Pressure is on the clubs’ players and supporters to refrain from repeating the dark night at Parkhead when they cross swords at Hampden Park on 20 March, but Salmond’s agenda, while attempting to douse the flames may have enflamed the blaze. By allotting events greater publicity, he has invited others to stick their oar in, with the Rangers Supporters Trust already demanding an SFA inquiry into the behaviour of the ‘out of control’ Celtic management team. While Gers manager Walter Smith reacted to the summit with minor exasperation, stating: “The problems being flagged up here are outwith the football side of it. So when are they going to look at that?”
The irony of this article is that the reflection on the Hoops and the Gers is owed to Salmond making it a prime agenda, under pressure from Scottish Police Federation chairman Les Grey even suggesting that Old Firm games no longer be played in Glasgow due to the various recriminations it entails. Salmond has labelled this proposal as ‘a council of despair’, not least for aside from punishing innocent match-goers, Scottish football is steeped so deeply in dismal football it cannot afford to deprive a worldwide audience of witnessing its sole A-list event.
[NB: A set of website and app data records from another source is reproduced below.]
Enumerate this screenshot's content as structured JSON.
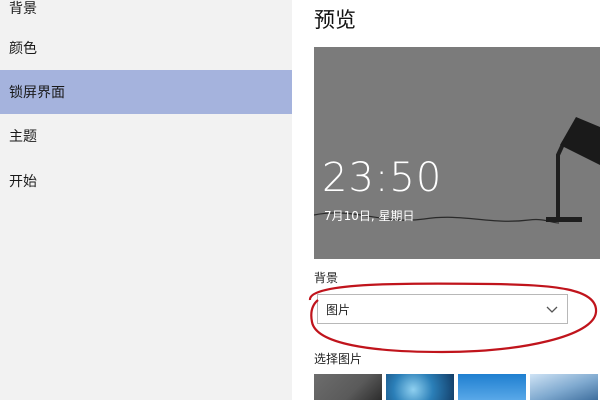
{
  "sidebar": {
    "items": [
      {
        "label": "背景"
      },
      {
        "label": "颜色"
      },
      {
        "label": "锁屏界面"
      },
      {
        "label": "主题"
      },
      {
        "label": "开始"
      }
    ]
  },
  "main": {
    "title": "预览",
    "preview": {
      "time": "23:50",
      "date": "7月10日, 星期日"
    },
    "background_label": "背景",
    "background_select": {
      "value": "图片",
      "icon": "chevron-down-icon"
    },
    "choose_picture_label": "选择图片",
    "thumbnails": [
      {
        "name": "dark-landscape"
      },
      {
        "name": "blue-ice"
      },
      {
        "name": "sky-blue"
      },
      {
        "name": "cloudy-sky"
      }
    ]
  },
  "colors": {
    "sidebar_bg": "#f2f2f2",
    "active_item_bg": "#a5b3dd",
    "preview_bg": "#7b7b7b",
    "annotation_red": "#c0141c"
  }
}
It’s impossible to curb the infectious partisan devotion of Bhoys and Gers, but the irresponsibility of the duo and blame-shifting that has ensued for decades is unsettling for Catholics, Protestants and Glaswegians. Rangers owner Sir David Murray has made commendable strives to cease the sectarianism his Club’s fan base is synonymous with but the Fascist salutes raised in unison amongst the band of away supporters at Celtic Park last Wednesday plunged Rangers back into the medieval era. How can you stifle what is fast-becoming football’s equivalent of the Crusades?